My favorite Lenten meditation tool
Having read and thoroughly enjoyed George Weigel's masterful biography of Pope Saint John Paul ll "Witness To Hope", I knew this would be a good book but Weigel's brilliant Biblical commentaries have truly enriched my Lenten spiritual journey. Coupled with that are the wonderful description of the Roman martyrs and their Station Churches and the devotions associated with them, so important in the development of the Faith!
It's a wonderful book to listen to but also to read as the photographs are stunning!
5 people found this helpful
- Fiammetta Rey
Just as an educated person, I think it’s a good and necessary thing to read books written from the perspective of the artists that actually created the art that you like, even if you don’t share their perspective, which is why I picked up this book even though I’m not a Christian.
I am genuinely interested in the meanings and ideas behind the art, from the perspective of the culture that made it.
What I am not interested in, is a list of irrelevant things that supposedly “prove” their is a god. I don’t want a lecture about how the fact that *not only Christians and other YHWH-worshippers, but as the author themself mentions, Hindus and atheist history buffs as well*, take more pilgrimages in modern times, supposedly proves transcendentalism.
I wonder if this author knows about the concept of secular pilgrimages, going to see the site of a fictional occurrence, e.g. from a book (knowing Italy, they should be aware of Juliet’s balcony in Verona, for a long-lived example).

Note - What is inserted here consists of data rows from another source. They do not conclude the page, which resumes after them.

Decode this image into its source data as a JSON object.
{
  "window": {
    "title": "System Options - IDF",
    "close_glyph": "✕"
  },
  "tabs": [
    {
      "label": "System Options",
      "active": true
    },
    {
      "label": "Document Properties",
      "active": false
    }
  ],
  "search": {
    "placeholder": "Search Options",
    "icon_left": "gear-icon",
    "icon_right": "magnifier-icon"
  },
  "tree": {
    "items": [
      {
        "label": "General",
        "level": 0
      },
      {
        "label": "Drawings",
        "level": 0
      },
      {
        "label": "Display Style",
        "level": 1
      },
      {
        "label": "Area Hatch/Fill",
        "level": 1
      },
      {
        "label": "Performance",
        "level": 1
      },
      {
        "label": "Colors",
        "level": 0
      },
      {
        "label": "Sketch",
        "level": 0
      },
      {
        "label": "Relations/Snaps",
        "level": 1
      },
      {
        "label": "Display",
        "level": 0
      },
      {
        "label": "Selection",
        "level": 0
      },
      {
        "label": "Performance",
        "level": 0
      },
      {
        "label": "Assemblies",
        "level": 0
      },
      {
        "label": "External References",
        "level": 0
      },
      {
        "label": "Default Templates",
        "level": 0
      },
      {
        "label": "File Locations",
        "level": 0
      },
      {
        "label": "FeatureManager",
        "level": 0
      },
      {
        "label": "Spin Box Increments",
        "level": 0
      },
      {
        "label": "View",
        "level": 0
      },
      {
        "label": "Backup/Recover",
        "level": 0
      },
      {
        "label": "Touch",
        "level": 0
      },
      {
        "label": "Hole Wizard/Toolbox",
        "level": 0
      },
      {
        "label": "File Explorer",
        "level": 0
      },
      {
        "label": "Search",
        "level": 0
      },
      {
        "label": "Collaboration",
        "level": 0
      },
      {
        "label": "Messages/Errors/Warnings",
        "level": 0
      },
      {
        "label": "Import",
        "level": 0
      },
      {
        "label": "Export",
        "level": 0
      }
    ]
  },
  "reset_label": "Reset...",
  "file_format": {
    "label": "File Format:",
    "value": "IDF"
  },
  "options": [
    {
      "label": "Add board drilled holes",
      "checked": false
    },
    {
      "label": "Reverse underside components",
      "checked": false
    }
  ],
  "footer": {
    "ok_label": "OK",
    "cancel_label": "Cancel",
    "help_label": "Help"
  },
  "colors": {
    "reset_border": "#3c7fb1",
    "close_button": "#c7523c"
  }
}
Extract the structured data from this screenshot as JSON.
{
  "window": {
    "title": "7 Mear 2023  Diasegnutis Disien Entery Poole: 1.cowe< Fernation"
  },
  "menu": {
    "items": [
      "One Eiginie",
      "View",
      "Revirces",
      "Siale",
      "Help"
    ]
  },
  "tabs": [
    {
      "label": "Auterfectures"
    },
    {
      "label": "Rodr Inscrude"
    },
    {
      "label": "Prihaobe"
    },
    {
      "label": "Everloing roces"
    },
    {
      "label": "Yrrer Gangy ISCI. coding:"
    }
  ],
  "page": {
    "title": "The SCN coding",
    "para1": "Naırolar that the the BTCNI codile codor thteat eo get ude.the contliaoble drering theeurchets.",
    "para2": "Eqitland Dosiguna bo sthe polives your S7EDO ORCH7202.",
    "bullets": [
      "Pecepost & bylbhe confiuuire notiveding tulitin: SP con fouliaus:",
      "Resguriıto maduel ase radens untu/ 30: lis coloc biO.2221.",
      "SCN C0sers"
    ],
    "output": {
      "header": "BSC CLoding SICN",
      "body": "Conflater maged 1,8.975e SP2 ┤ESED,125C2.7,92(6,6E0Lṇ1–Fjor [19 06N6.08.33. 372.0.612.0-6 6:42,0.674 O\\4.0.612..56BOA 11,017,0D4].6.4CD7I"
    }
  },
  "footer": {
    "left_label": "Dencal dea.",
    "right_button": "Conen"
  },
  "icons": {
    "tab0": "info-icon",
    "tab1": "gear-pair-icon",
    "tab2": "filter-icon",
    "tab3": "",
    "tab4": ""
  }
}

If you’re writing a book for people of the same religion, you shouldn’t need to bash people over the head that way… except, of course, that your goal is to keep them brainwashed.
I really, really wish there could be more involved but respectful (of other views) history books.